Valmain first claimed that this exception did not apply because the statements at issue came from the patient's mother and not from the patient herself. The court, however, noted that Rule 803(4) contains no requirement that the statements at issue come from the patient herself. Instead, the court noted that the reason for the exception is the "selfish treatment motivation," i.e., the belief that patients will be honest with medical service providers for fear that false information will lead to misdiagnosis and/or mistreatment. The court noted that this same motivation applies when a parent seeks treatment for her child and noted that its "finding [wa]s supported by a majority of the state and federal courts which have addressed the question."

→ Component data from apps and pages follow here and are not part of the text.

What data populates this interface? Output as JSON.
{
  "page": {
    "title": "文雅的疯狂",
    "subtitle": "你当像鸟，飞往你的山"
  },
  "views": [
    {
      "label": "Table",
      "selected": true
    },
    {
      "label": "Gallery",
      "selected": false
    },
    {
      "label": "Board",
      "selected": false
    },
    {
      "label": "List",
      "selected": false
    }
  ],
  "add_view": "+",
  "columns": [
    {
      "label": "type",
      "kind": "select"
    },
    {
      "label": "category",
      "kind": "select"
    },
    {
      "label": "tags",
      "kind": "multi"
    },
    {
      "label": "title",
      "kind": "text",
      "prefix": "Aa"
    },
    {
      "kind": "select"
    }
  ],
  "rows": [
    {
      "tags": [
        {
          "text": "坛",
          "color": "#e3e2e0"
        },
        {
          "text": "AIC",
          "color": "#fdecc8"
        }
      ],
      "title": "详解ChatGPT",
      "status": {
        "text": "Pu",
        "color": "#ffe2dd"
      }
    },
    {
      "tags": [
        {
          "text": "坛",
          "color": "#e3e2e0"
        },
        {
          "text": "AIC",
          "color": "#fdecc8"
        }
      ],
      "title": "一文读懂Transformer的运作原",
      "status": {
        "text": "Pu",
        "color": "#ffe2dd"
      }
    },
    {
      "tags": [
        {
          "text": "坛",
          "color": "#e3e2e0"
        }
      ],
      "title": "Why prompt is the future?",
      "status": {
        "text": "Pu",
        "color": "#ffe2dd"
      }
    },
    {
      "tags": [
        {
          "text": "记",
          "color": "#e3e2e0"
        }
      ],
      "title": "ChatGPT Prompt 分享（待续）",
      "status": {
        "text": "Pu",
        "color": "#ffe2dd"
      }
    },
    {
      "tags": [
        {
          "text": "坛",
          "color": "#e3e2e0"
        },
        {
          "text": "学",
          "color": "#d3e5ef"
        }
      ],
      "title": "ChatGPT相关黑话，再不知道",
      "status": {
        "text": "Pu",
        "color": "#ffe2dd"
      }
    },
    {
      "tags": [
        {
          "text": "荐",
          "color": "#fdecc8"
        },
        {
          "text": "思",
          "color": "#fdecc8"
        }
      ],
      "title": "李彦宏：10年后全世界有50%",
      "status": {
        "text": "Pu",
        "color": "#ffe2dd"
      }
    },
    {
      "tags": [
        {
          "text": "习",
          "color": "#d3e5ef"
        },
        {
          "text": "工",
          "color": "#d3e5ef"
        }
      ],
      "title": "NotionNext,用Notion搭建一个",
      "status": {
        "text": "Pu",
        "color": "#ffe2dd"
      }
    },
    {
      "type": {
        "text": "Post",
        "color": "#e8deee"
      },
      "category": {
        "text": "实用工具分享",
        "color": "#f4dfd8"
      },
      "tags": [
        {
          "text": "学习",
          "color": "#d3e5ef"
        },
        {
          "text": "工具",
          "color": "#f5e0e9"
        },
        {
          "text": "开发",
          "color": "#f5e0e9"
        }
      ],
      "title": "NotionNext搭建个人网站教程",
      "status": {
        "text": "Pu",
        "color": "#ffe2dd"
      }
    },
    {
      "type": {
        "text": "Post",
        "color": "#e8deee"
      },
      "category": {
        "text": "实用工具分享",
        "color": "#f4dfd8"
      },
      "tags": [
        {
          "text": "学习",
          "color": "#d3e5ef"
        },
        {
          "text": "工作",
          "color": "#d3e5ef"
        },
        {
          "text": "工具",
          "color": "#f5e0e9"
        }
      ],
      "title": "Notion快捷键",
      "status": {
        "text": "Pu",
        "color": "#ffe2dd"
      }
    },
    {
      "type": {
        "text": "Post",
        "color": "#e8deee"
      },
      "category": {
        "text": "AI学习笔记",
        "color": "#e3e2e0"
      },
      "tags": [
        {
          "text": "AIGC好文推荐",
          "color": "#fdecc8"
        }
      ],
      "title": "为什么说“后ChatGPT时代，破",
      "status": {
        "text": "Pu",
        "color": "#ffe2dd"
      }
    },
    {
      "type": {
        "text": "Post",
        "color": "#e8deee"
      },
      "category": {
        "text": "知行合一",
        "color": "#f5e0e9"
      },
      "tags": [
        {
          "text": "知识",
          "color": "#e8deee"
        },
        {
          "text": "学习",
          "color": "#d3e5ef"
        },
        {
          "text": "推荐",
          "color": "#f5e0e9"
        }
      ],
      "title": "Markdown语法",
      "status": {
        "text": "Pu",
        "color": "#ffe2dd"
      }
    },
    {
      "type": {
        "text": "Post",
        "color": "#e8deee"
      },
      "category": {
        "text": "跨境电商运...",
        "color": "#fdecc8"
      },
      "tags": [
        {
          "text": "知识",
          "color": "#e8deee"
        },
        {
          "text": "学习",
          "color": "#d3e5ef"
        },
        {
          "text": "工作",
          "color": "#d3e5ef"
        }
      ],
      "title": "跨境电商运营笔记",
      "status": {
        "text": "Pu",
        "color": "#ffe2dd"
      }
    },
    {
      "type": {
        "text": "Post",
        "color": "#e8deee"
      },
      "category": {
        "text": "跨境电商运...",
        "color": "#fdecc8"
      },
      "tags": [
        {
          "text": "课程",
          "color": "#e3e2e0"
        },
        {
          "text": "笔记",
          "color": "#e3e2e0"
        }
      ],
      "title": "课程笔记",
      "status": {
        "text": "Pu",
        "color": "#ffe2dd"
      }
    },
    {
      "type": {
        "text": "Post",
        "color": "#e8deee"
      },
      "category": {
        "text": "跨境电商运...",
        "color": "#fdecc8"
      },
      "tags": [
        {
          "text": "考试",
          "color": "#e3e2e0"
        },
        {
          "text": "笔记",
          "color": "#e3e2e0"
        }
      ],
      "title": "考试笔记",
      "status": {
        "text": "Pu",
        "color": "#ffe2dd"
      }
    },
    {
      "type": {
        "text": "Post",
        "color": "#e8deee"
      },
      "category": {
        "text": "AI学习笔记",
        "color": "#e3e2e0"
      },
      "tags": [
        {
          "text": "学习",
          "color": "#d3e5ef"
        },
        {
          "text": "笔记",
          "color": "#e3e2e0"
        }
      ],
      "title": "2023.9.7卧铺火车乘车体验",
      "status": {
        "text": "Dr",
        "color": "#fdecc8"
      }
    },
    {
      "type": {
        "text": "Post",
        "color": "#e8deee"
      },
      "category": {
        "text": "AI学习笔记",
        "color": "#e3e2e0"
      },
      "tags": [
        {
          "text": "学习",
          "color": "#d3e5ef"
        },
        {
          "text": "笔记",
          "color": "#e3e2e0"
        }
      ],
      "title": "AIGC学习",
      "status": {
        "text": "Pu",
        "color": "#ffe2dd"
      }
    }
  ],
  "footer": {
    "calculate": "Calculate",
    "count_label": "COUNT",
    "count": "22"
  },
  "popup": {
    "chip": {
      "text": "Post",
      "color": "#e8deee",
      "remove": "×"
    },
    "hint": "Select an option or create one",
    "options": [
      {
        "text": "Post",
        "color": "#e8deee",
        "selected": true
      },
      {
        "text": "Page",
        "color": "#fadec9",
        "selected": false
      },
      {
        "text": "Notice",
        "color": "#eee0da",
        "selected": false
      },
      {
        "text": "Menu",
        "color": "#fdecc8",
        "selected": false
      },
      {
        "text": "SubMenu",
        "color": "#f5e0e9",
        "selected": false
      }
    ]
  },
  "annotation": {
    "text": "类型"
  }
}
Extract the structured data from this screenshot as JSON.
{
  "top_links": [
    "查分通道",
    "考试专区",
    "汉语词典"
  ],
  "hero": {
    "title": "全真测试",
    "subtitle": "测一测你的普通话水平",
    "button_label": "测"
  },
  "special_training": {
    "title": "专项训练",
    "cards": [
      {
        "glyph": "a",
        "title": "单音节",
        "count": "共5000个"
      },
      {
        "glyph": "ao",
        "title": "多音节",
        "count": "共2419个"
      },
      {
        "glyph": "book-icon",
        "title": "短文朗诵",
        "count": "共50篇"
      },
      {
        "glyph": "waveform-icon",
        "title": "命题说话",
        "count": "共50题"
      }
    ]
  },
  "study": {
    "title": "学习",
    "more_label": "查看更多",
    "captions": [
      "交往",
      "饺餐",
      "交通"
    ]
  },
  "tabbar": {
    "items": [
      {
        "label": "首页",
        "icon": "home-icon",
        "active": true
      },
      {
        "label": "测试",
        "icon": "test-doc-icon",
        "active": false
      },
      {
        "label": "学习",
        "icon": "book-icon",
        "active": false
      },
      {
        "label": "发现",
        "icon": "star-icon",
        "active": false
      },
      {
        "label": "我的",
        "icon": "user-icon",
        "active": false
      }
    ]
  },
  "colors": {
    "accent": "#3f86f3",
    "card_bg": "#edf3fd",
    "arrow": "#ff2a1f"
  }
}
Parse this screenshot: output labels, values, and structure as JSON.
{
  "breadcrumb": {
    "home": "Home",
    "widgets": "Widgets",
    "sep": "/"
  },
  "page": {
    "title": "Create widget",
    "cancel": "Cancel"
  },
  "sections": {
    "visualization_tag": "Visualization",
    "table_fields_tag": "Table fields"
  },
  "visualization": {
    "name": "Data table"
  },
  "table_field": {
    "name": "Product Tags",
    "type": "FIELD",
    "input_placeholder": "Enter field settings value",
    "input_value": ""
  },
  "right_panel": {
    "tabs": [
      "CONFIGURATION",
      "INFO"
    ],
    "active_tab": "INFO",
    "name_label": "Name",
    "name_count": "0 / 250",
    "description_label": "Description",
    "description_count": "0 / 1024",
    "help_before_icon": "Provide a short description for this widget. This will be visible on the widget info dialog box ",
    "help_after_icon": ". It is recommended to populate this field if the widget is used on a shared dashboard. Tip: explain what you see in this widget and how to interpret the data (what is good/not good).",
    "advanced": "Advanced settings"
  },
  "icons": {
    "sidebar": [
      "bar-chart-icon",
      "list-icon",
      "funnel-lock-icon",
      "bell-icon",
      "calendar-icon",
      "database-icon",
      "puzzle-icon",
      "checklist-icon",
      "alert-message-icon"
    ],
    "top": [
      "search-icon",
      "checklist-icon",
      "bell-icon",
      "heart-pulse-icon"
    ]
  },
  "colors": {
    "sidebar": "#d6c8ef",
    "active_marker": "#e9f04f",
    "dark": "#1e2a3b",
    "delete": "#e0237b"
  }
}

Valmain also claimed that this exception did not allow for the admission of any statements identifying him as the alleged abuser because such statements of identification are generally inadmissible under Rule 803(4). One relevant exception to this general rule, however, is the statement of identification in a child sexual abuse case because “the paramount concern in treatment of sexual abuse is to ensure that a child is not returned to the environment that fostered, allowed, or permitted the abuse." Valmain contended that this exception did not apply because he was not a member of C.A.'s household, but the court rebuffed this argument, citing a prior opinion for the proposition that
[H]earsay testimony identifying the perpetrator is admissible under Miss. R. Evid. 803(4) regardless of whether he or she is a member of the child's immediate household. The overriding question making the inquiry necessary is, "Will the perpetrator have access to the child in the future that would allow the sexual abuse to continue?" Because the inquiry is necessary for treatment, the answer is admissible under the rule."
The court then found that this was the case in the case before it because
Although Valmain was not an immediate family member living in the same home as C.A., the record shows that he saw the victim and her brother “pretty much on a daily basis.” The record reveals that Valmain visited the children's home often, helping bathe and dress the children. Allen testified that Valmain was a friend and that she had left the children with him on other occasions. Valmain testified that he was a part of the kids' lives.